Most analysts believe that rates are likely to be lowered further later during this year or kept steady at the current rates. According to an analysis recently published by the Sydney Morning Herald, the value of investor loans for property also increased dramatically over 2014 – up almost 20% by the end of the year.
While the RBA’s recent rate decision came as a surprise to the market, it will no doubt be warmly welcomed by anyone looking to take advantage of the lower cash rate to purchase property in the near future. Investors in particular will be increasingly eyeing opportunities to lock in low rates to help them lower their costs and maximise their long-term return on their investment. This positive mood is being matched by data reflecting current consumer sentiment.

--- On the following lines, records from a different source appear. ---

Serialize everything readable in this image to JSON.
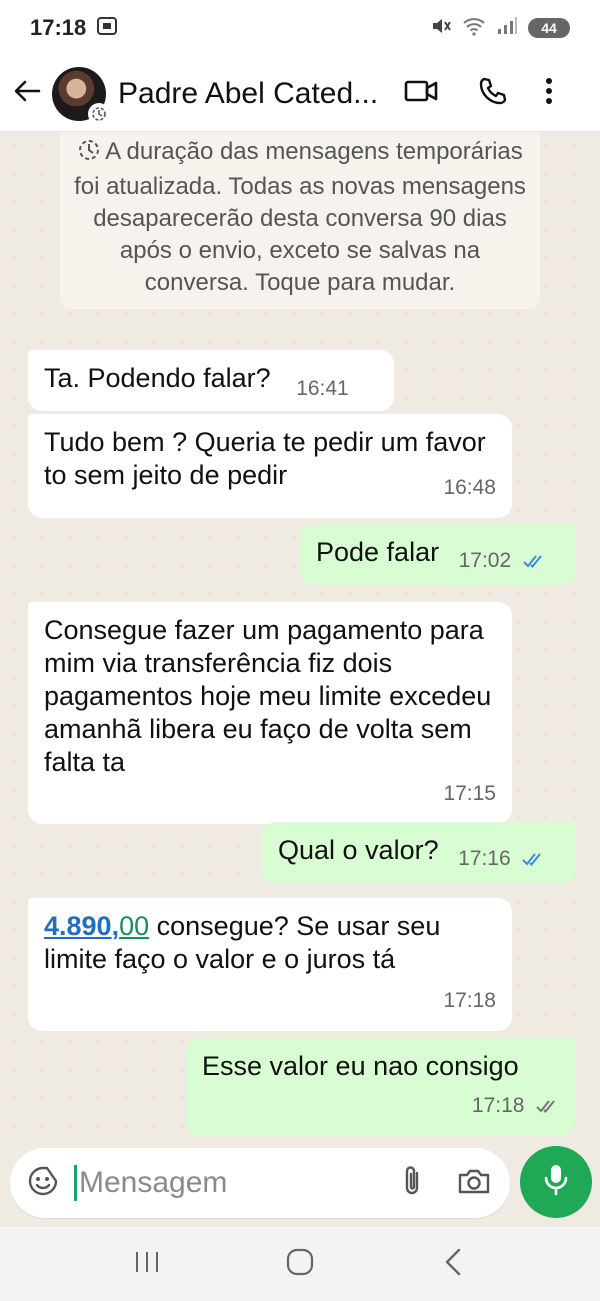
{
  "status_bar": {
    "time": "17:18",
    "battery": "44"
  },
  "header": {
    "contact_name": "Padre Abel Cated..."
  },
  "system_message": {
    "text": "A duração das mensagens temporárias foi atualizada. Todas as novas mensagens desaparecerão desta conversa 90 dias após o envio, exceto se salvas na conversa. Toque para mudar."
  },
  "messages": [
    {
      "direction": "in",
      "text": "Ta. Podendo falar?",
      "time": "16:41"
    },
    {
      "direction": "in",
      "text": "Tudo bem ? Queria te pedir um favor to sem jeito de pedir",
      "time": "16:48"
    },
    {
      "direction": "out",
      "text": "Pode falar",
      "time": "17:02",
      "status": "read"
    },
    {
      "direction": "in",
      "text": "Consegue fazer um pagamento para mim via transferência fiz dois pagamentos hoje meu limite excedeu amanhã libera eu faço de volta sem falta ta",
      "time": "17:15"
    },
    {
      "direction": "out",
      "text": "Qual o valor?",
      "time": "17:16",
      "status": "read"
    },
    {
      "direction": "in",
      "amount_main": "4.890",
      "amount_sep": ",",
      "amount_cents": "00",
      "text_after": " consegue? Se usar seu limite faço o valor e o juros tá",
      "time": "17:18"
    },
    {
      "direction": "out",
      "text": "Esse valor eu nao consigo",
      "time": "17:18",
      "status": "delivered"
    }
  ],
  "composer": {
    "placeholder": "Mensagem"
  },
  "colors": {
    "incoming": "#ffffff",
    "outgoing": "#d9fdd3",
    "accent": "#1fa855",
    "read_tick": "#3b8ce0",
    "chat_bg": "#efeae2"
  }
}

For example, according to Westpac’s most recent Consumer Index, sentiment had increased from 93.2 in January to 100.7 in February – a move of 8%. Westpac Chief Economist, Bill Evans, suggested that the strong increase was a result of a combination of lower rates, lower petrol prices and a booming sharemarket.
CoreLogic RP Data Head of Research, Tim Lawless, believes that we are moving into the year on the back of a very positive property market, which should continue into 2015. With stand out property value increases of up to 31% over the past cycle, Lawless suggests that the rate of capital growth may be slightly tempered this year, especially in the Sydney and Melbourne markets. Brisbane, however, is likely to experience higher capital gain returns – with the capital city finishing the year with a rate of around 7%. The property markets in Adelaide and Hobart were also likely to exceed capital gain returns compared with 2014.
Overall, 2015 appears to be a good year to either break into the investment property market, or pay down existing investment loans in order to unlock equity for future investment purchases. First time investors are encouraged to do their homework about the current market conditions, create a long-term strategic plan and get assistance from professional property investment companies such as Ironfish to help them get the best start they can.